--- What the exercise asks ---
Lines below that hold the word "screenshot" must be copied in full.
++++++++++++++++++++
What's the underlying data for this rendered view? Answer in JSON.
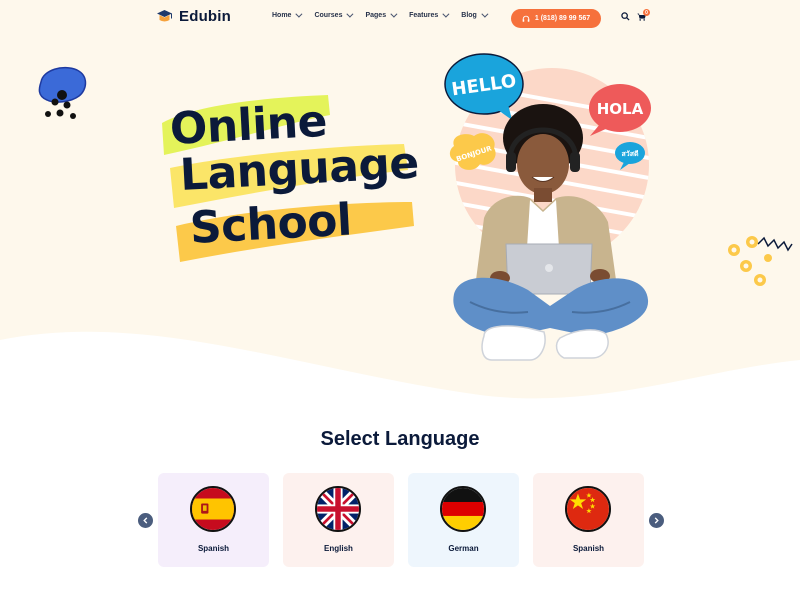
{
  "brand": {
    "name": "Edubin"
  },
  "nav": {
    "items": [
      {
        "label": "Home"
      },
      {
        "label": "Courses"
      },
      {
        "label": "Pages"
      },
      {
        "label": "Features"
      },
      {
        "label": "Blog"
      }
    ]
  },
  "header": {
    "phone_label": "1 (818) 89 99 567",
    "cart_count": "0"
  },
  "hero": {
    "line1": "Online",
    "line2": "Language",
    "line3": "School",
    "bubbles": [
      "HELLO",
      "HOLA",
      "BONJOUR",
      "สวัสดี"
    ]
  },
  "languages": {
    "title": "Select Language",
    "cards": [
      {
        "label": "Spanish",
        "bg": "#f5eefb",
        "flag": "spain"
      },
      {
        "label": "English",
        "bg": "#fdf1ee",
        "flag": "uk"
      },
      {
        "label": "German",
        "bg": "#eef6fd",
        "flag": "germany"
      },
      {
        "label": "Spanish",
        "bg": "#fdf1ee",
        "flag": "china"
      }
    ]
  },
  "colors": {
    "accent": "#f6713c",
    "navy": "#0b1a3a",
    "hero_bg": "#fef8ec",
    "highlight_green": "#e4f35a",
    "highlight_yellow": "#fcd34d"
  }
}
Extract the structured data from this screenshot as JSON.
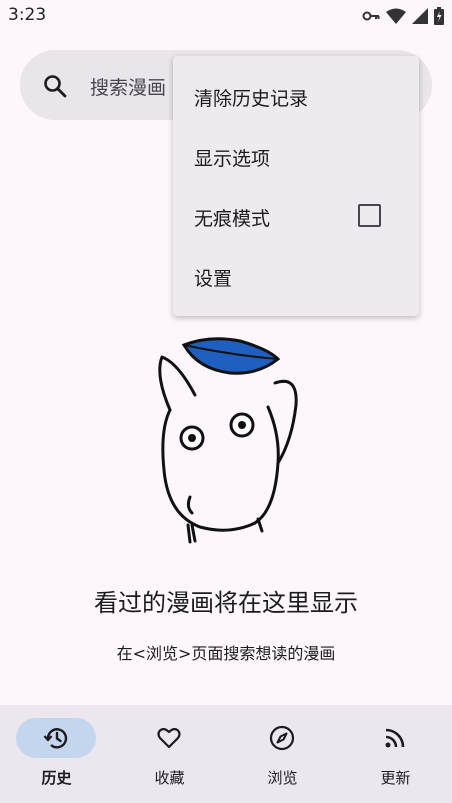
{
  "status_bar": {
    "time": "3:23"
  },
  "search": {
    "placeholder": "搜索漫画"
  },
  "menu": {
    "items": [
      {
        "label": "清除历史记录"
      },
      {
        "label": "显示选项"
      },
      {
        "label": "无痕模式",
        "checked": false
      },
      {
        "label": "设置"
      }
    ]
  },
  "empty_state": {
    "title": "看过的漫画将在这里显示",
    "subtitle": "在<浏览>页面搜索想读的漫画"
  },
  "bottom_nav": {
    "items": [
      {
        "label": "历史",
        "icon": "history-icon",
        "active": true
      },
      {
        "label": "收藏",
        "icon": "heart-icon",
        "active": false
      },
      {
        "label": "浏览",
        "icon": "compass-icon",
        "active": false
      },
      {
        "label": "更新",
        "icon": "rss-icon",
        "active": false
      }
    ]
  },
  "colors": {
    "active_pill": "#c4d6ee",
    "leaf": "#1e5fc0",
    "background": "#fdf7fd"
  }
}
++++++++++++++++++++
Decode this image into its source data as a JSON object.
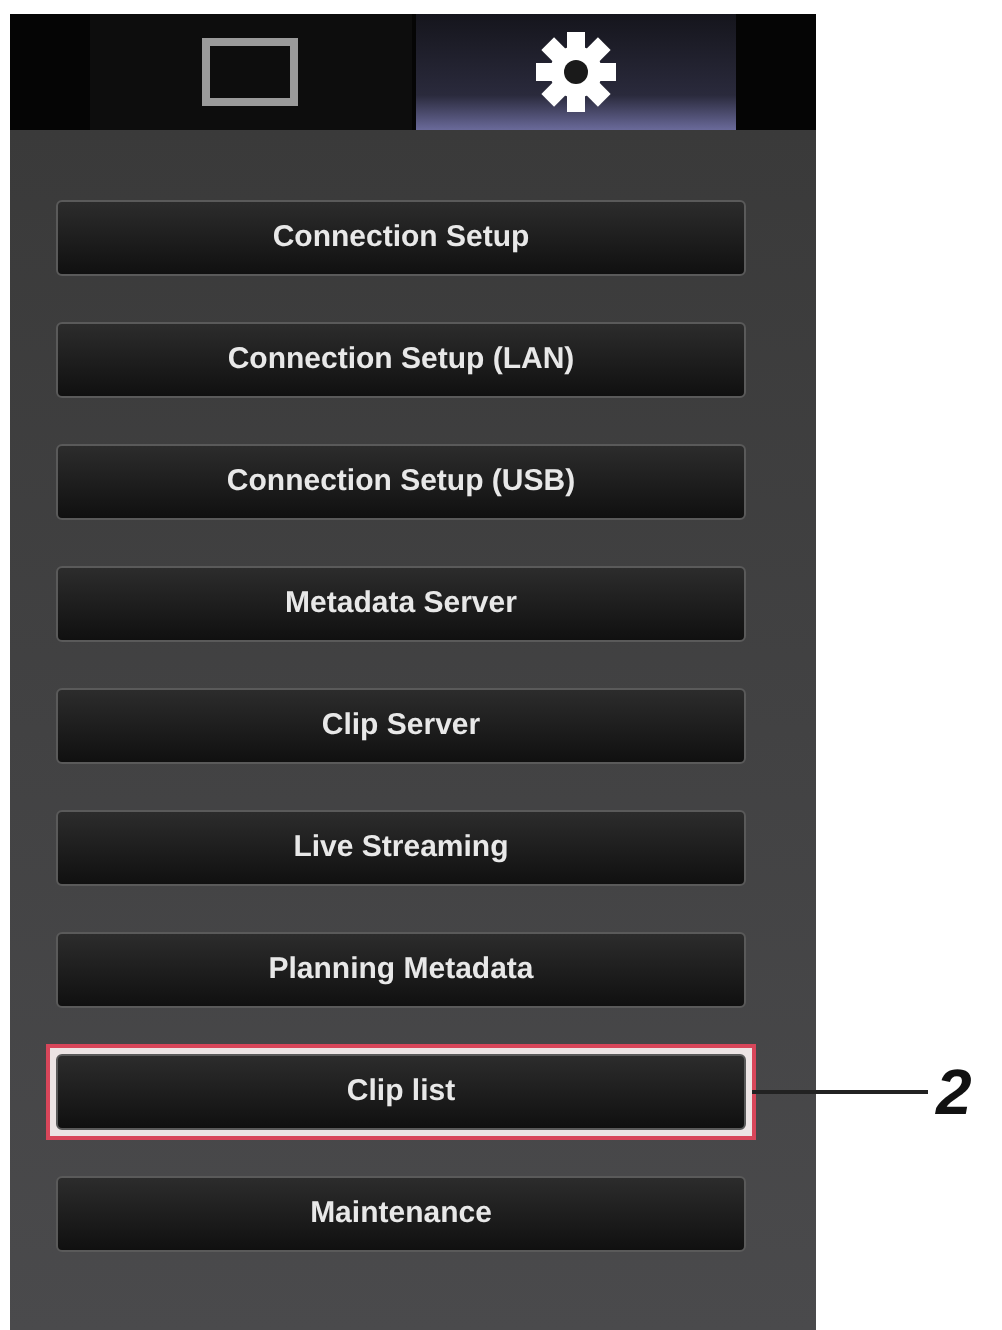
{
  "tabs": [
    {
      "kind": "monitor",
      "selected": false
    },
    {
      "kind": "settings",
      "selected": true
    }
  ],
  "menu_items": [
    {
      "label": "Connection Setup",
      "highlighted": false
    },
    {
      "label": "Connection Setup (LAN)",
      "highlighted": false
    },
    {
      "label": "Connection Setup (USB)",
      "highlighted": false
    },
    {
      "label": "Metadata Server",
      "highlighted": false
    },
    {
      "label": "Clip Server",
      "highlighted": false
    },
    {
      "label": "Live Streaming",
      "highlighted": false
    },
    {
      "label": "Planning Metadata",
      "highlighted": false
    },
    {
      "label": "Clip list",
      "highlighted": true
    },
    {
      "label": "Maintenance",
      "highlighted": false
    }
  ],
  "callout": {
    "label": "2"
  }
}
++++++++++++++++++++
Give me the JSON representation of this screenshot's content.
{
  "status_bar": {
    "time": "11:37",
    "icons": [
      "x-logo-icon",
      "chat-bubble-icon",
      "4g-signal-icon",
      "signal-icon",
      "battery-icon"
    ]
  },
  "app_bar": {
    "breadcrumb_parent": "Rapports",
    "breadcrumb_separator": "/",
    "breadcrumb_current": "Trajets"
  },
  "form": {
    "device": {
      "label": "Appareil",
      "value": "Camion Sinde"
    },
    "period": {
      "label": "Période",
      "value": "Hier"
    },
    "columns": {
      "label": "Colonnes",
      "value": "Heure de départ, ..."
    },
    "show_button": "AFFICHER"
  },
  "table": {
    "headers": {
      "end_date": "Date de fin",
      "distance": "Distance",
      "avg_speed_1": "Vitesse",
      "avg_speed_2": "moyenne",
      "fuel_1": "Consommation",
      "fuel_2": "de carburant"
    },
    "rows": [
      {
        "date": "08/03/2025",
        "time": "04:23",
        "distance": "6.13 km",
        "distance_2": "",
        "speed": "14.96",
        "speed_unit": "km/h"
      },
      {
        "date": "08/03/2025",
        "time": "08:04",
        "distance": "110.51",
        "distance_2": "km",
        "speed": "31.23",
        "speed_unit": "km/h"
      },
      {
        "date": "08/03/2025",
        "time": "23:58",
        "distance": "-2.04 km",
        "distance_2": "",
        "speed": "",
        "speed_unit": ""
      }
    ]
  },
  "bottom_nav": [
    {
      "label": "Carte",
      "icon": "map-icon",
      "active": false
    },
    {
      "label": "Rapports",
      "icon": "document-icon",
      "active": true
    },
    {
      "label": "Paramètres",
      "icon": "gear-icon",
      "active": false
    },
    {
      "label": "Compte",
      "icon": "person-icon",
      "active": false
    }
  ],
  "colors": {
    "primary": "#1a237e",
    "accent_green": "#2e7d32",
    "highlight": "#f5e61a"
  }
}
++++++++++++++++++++
--- Answer for the task ---
Extract the structured data from this screenshot as JSON.
Give me the JSON representation of this screenshot's content.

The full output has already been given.